Data records for software interfaces:
========================================

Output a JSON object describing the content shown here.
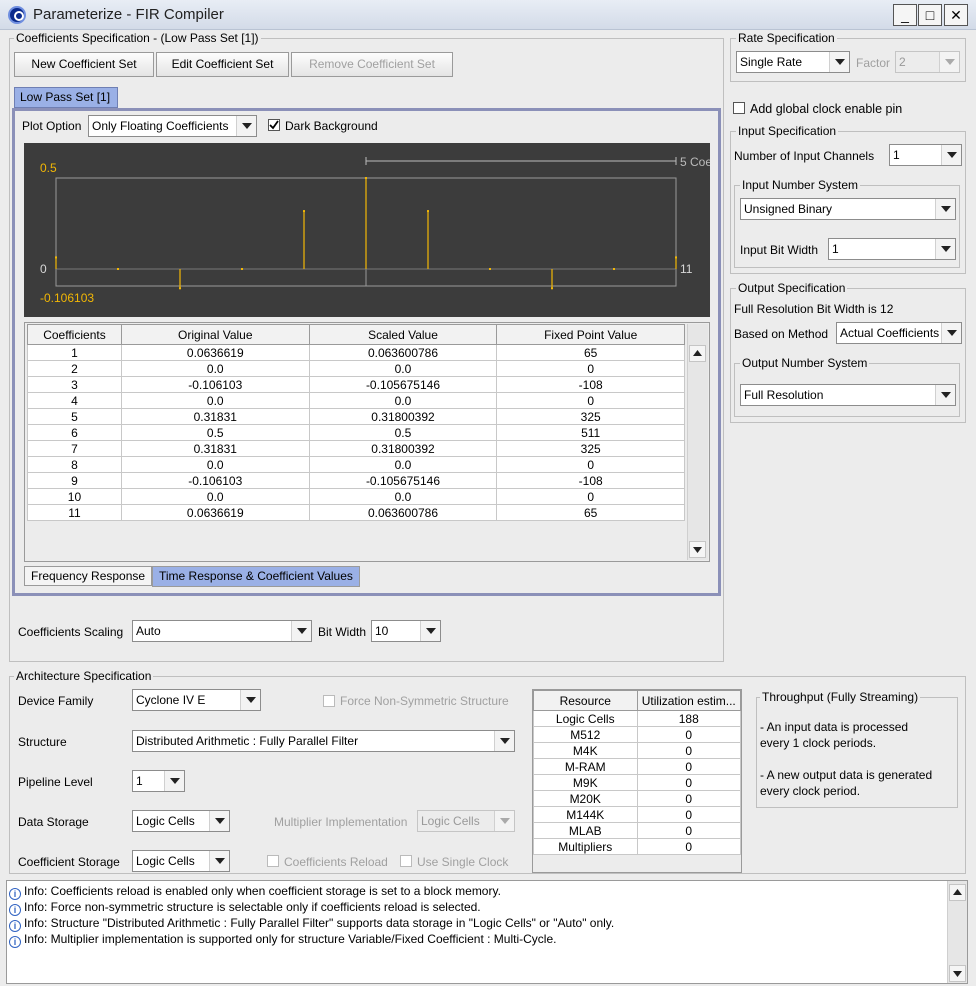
{
  "window": {
    "title": "Parameterize - FIR Compiler"
  },
  "coefficients_spec": {
    "title": "Coefficients Specification - (Low Pass Set [1])",
    "new_btn": "New Coefficient Set",
    "edit_btn": "Edit Coefficient Set",
    "remove_btn": "Remove Coefficient Set",
    "set_tab": "Low Pass Set [1]",
    "plot_option_label": "Plot Option",
    "plot_option_value": "Only Floating Coefficients",
    "dark_bg_label": "Dark Background",
    "plot": {
      "y_top": "0.5",
      "y_zero": "0",
      "y_bottom": "-0.106103",
      "x_end": "11",
      "range_label": "5 Coe",
      "values": [
        0.0636619,
        0.0,
        -0.106103,
        0.0,
        0.31831,
        0.5,
        0.31831,
        0.0,
        -0.106103,
        0.0,
        0.0636619
      ],
      "line_color": "#f2b705",
      "bg_color": "#3c3c3c"
    },
    "table": {
      "headers": [
        "Coefficients",
        "Original Value",
        "Scaled Value",
        "Fixed Point Value"
      ],
      "rows": [
        [
          "1",
          "0.0636619",
          "0.063600786",
          "65"
        ],
        [
          "2",
          "0.0",
          "0.0",
          "0"
        ],
        [
          "3",
          "-0.106103",
          "-0.105675146",
          "-108"
        ],
        [
          "4",
          "0.0",
          "0.0",
          "0"
        ],
        [
          "5",
          "0.31831",
          "0.31800392",
          "325"
        ],
        [
          "6",
          "0.5",
          "0.5",
          "511"
        ],
        [
          "7",
          "0.31831",
          "0.31800392",
          "325"
        ],
        [
          "8",
          "0.0",
          "0.0",
          "0"
        ],
        [
          "9",
          "-0.106103",
          "-0.105675146",
          "-108"
        ],
        [
          "10",
          "0.0",
          "0.0",
          "0"
        ],
        [
          "11",
          "0.0636619",
          "0.063600786",
          "65"
        ]
      ]
    },
    "tabs": [
      "Frequency Response",
      "Time Response & Coefficient Values"
    ],
    "scaling_label": "Coefficients Scaling",
    "scaling_value": "Auto",
    "bitwidth_label": "Bit Width",
    "bitwidth_value": "10"
  },
  "rate_spec": {
    "title": "Rate Specification",
    "rate_value": "Single Rate",
    "factor_label": "Factor",
    "factor_value": "2"
  },
  "global_clock_label": "Add global clock enable pin",
  "input_spec": {
    "title": "Input Specification",
    "channels_label": "Number of Input Channels",
    "channels_value": "1",
    "number_system_title": "Input Number System",
    "number_system_value": "Unsigned Binary",
    "bit_width_label": "Input Bit Width",
    "bit_width_value": "1"
  },
  "output_spec": {
    "title": "Output Specification",
    "full_res_text": "Full Resolution Bit Width is 12",
    "method_label": "Based on Method",
    "method_value": "Actual Coefficients",
    "number_system_title": "Output Number System",
    "number_system_value": "Full Resolution"
  },
  "architecture": {
    "title": "Architecture Specification",
    "device_family_label": "Device Family",
    "device_family_value": "Cyclone IV E",
    "force_nonsym_label": "Force Non-Symmetric Structure",
    "structure_label": "Structure",
    "structure_value": "Distributed Arithmetic : Fully Parallel Filter",
    "pipeline_label": "Pipeline Level",
    "pipeline_value": "1",
    "data_storage_label": "Data Storage",
    "data_storage_value": "Logic Cells",
    "mult_impl_label": "Multiplier Implementation",
    "mult_impl_value": "Logic Cells",
    "coef_storage_label": "Coefficient Storage",
    "coef_storage_value": "Logic Cells",
    "coef_reload_label": "Coefficients Reload",
    "single_clock_label": "Use Single Clock"
  },
  "resources": {
    "headers": [
      "Resource",
      "Utilization estim..."
    ],
    "rows": [
      [
        "Logic Cells",
        "188"
      ],
      [
        "M512",
        "0"
      ],
      [
        "M4K",
        "0"
      ],
      [
        "M-RAM",
        "0"
      ],
      [
        "M9K",
        "0"
      ],
      [
        "M20K",
        "0"
      ],
      [
        "M144K",
        "0"
      ],
      [
        "MLAB",
        "0"
      ],
      [
        "Multipliers",
        "0"
      ]
    ]
  },
  "throughput": {
    "title": "Throughput (Fully Streaming)",
    "line1": "- An input data is processed",
    "line2": "every 1 clock periods.",
    "line3": "- A new output data is generated",
    "line4": "every clock period."
  },
  "info_messages": [
    "Info: Coefficients reload is enabled only when coefficient storage is set to a block memory.",
    "Info: Force non-symmetric structure is selectable only if coefficients reload is selected.",
    "Info: Structure \"Distributed Arithmetic : Fully Parallel Filter\" supports data storage in \"Logic Cells\" or \"Auto\" only.",
    "Info: Multiplier implementation is supported only for structure Variable/Fixed Coefficient : Multi-Cycle."
  ]
}
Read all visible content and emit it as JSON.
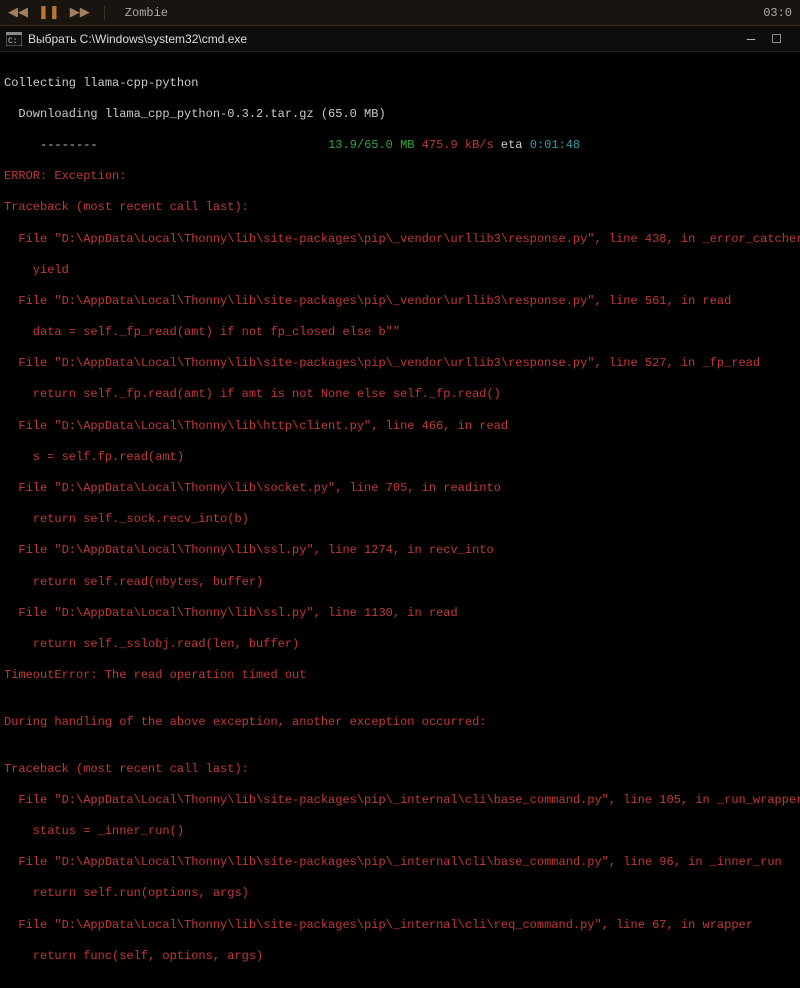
{
  "media": {
    "track": "Zombie",
    "time": "03:0"
  },
  "window": {
    "title": "Выбрать C:\\Windows\\system32\\cmd.exe"
  },
  "terminal": {
    "l0": "Collecting llama-cpp-python",
    "l1": "  Downloading llama_cpp_python-0.3.2.tar.gz (65.0 MB)",
    "progress_bar": "     --------",
    "progress_done": "                                13.9/65.0 MB",
    "progress_speed": " 475.9 kB/s",
    "progress_eta_lbl": " eta ",
    "progress_eta": "0:01:48",
    "l3": "ERROR: Exception:",
    "l4": "Traceback (most recent call last):",
    "l5": "  File \"D:\\AppData\\Local\\Thonny\\lib\\site-packages\\pip\\_vendor\\urllib3\\response.py\", line 438, in _error_catcher",
    "l6": "    yield",
    "l7": "  File \"D:\\AppData\\Local\\Thonny\\lib\\site-packages\\pip\\_vendor\\urllib3\\response.py\", line 561, in read",
    "l8": "    data = self._fp_read(amt) if not fp_closed else b\"\"",
    "l9": "  File \"D:\\AppData\\Local\\Thonny\\lib\\site-packages\\pip\\_vendor\\urllib3\\response.py\", line 527, in _fp_read",
    "l10": "    return self._fp.read(amt) if amt is not None else self._fp.read()",
    "l11": "  File \"D:\\AppData\\Local\\Thonny\\lib\\http\\client.py\", line 466, in read",
    "l12": "    s = self.fp.read(amt)",
    "l13": "  File \"D:\\AppData\\Local\\Thonny\\lib\\socket.py\", line 705, in readinto",
    "l14": "    return self._sock.recv_into(b)",
    "l15": "  File \"D:\\AppData\\Local\\Thonny\\lib\\ssl.py\", line 1274, in recv_into",
    "l16": "    return self.read(nbytes, buffer)",
    "l17": "  File \"D:\\AppData\\Local\\Thonny\\lib\\ssl.py\", line 1130, in read",
    "l18": "    return self._sslobj.read(len, buffer)",
    "l19": "TimeoutError: The read operation timed out",
    "l20": "",
    "l21": "During handling of the above exception, another exception occurred:",
    "l22": "",
    "l23": "Traceback (most recent call last):",
    "l24": "  File \"D:\\AppData\\Local\\Thonny\\lib\\site-packages\\pip\\_internal\\cli\\base_command.py\", line 105, in _run_wrapper",
    "l25": "    status = _inner_run()",
    "l26": "  File \"D:\\AppData\\Local\\Thonny\\lib\\site-packages\\pip\\_internal\\cli\\base_command.py\", line 96, in _inner_run",
    "l27": "    return self.run(options, args)",
    "l28": "  File \"D:\\AppData\\Local\\Thonny\\lib\\site-packages\\pip\\_internal\\cli\\req_command.py\", line 67, in wrapper",
    "l29": "    return func(self, options, args)"
  }
}
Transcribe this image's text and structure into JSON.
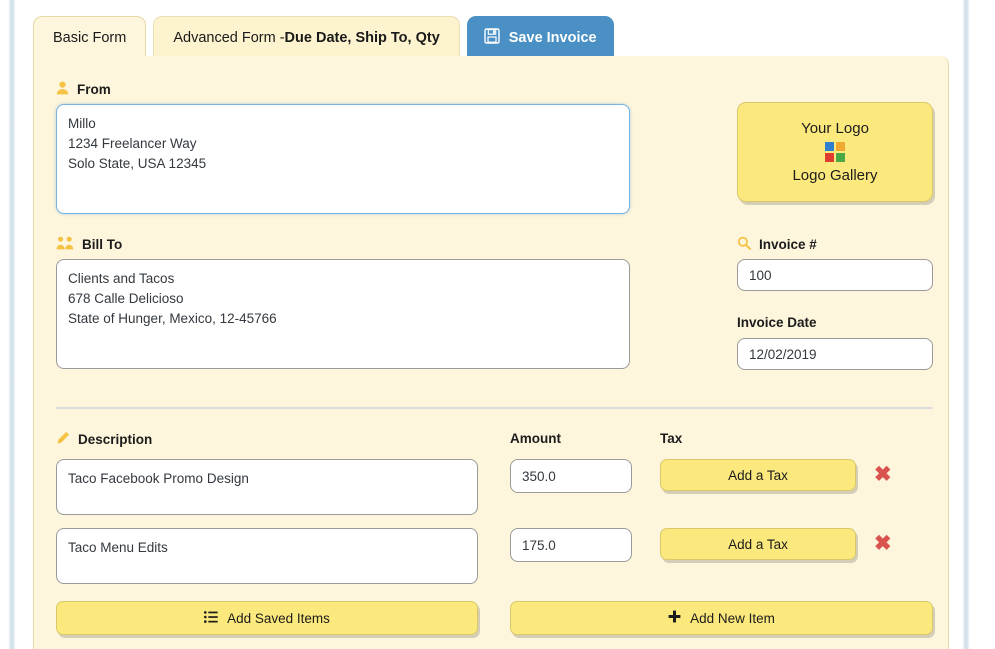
{
  "tabs": [
    {
      "label": "Basic Form",
      "active": true,
      "name": "tab-basic-form"
    },
    {
      "label_prefix": "Advanced Form - ",
      "label_bold": "Due Date, Ship To, Qty",
      "active": false,
      "name": "tab-advanced-form"
    }
  ],
  "save_tab": {
    "label": "Save Invoice",
    "icon": "floppy-disk-icon",
    "color": "#4a90c4"
  },
  "from": {
    "label": "From",
    "icon": "person-icon",
    "value": "Millo\n1234 Freelancer Way\nSolo State, USA 12345",
    "focused": true
  },
  "bill_to": {
    "label": "Bill To",
    "icon": "people-group-icon",
    "value": "Clients and Tacos\n678 Calle Delicioso\nState of Hunger, Mexico, 12-45766"
  },
  "logo": {
    "title": "Your Logo",
    "gallery_label": "Logo Gallery",
    "icon": "color-grid-icon",
    "swatches": [
      "#2f7fd1",
      "#f0a830",
      "#e03b2f",
      "#4aa845"
    ]
  },
  "invoice_number": {
    "label": "Invoice #",
    "icon": "search-icon",
    "value": "100"
  },
  "invoice_date": {
    "label": "Invoice Date",
    "value": "12/02/2019"
  },
  "columns": {
    "description": {
      "label": "Description",
      "icon": "pencil-icon"
    },
    "amount": {
      "label": "Amount"
    },
    "tax": {
      "label": "Tax"
    }
  },
  "line_items": [
    {
      "description": "Taco Facebook Promo Design",
      "amount": "350.0",
      "tax_button": "Add a Tax",
      "delete_icon": "remove-x-icon"
    },
    {
      "description": "Taco Menu Edits",
      "amount": "175.0",
      "tax_button": "Add a Tax",
      "delete_icon": "remove-x-icon"
    }
  ],
  "footer_buttons": {
    "add_saved_items": {
      "label": "Add Saved Items",
      "icon": "list-icon"
    },
    "add_new_item": {
      "label": "Add New Item",
      "icon": "plus-icon"
    }
  },
  "theme": {
    "panel_bg": "#fdf6dd",
    "button_yellow": "#fce97d",
    "accent_blue": "#4a90c4",
    "icon_gold": "#f5c243",
    "danger_red": "#d9534f"
  }
}
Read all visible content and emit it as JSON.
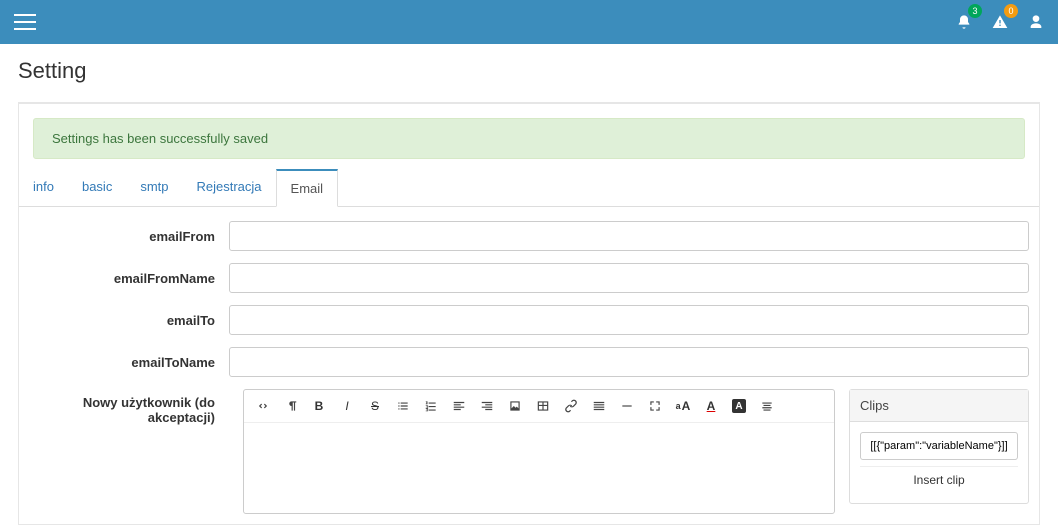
{
  "topbar": {
    "notif_badge": "3",
    "warn_badge": "0"
  },
  "page": {
    "title": "Setting",
    "alert": "Settings has been successfully saved"
  },
  "tabs": [
    "info",
    "basic",
    "smtp",
    "Rejestracja",
    "Email"
  ],
  "active_tab": "Email",
  "form": {
    "emailFrom_label": "emailFrom",
    "emailFrom_value": "",
    "emailFromName_label": "emailFromName",
    "emailFromName_value": "",
    "emailTo_label": "emailTo",
    "emailTo_value": "",
    "emailToName_label": "emailToName",
    "emailToName_value": "",
    "editor_label": "Nowy użytkownik (do akceptacji)"
  },
  "clips": {
    "title": "Clips",
    "placeholder": "[[{\"param\":\"variableName\"}]]",
    "insert_label": "Insert clip"
  }
}
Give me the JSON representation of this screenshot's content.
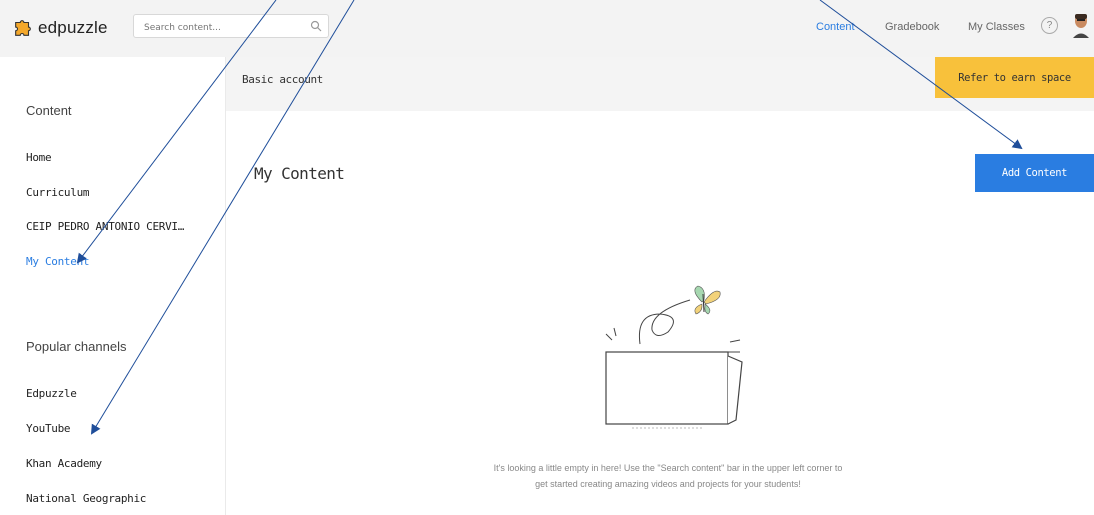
{
  "app": {
    "name": "edpuzzle",
    "brand_color": "#f4a82b",
    "accent_color": "#2a7de1"
  },
  "header": {
    "search": {
      "placeholder": "Search content..."
    },
    "nav": {
      "content": "Content",
      "gradebook": "Gradebook",
      "my_classes": "My Classes"
    },
    "help_symbol": "?"
  },
  "sidebar": {
    "content_heading": "Content",
    "content_items": [
      "Home",
      "Curriculum",
      "CEIP PEDRO ANTONIO CERVI…",
      "My Content"
    ],
    "active_item": "My Content",
    "channels_heading": "Popular channels",
    "channel_items": [
      "Edpuzzle",
      "YouTube",
      "Khan Academy",
      "National Geographic"
    ]
  },
  "banner": {
    "text": "Basic account",
    "refer_button": "Refer to earn space",
    "refer_color": "#f8c13b"
  },
  "main": {
    "title": "My Content",
    "add_button": "Add Content",
    "empty_message": "It's looking a little empty in here! Use the \"Search content\" bar in the upper left corner to get started creating amazing videos and projects for your students!"
  },
  "annotations": {
    "arrow_color": "#1f4e9a"
  }
}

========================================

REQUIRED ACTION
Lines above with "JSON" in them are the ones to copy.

EXERCISE SOLUTION
Output a JSON object describing the content shown here.
Read all visible content and emit it as JSON.
Transcribe this image's text and structure into JSON.
Read all visible content and emit it as JSON.
Give me the JSON representation of this screenshot's content.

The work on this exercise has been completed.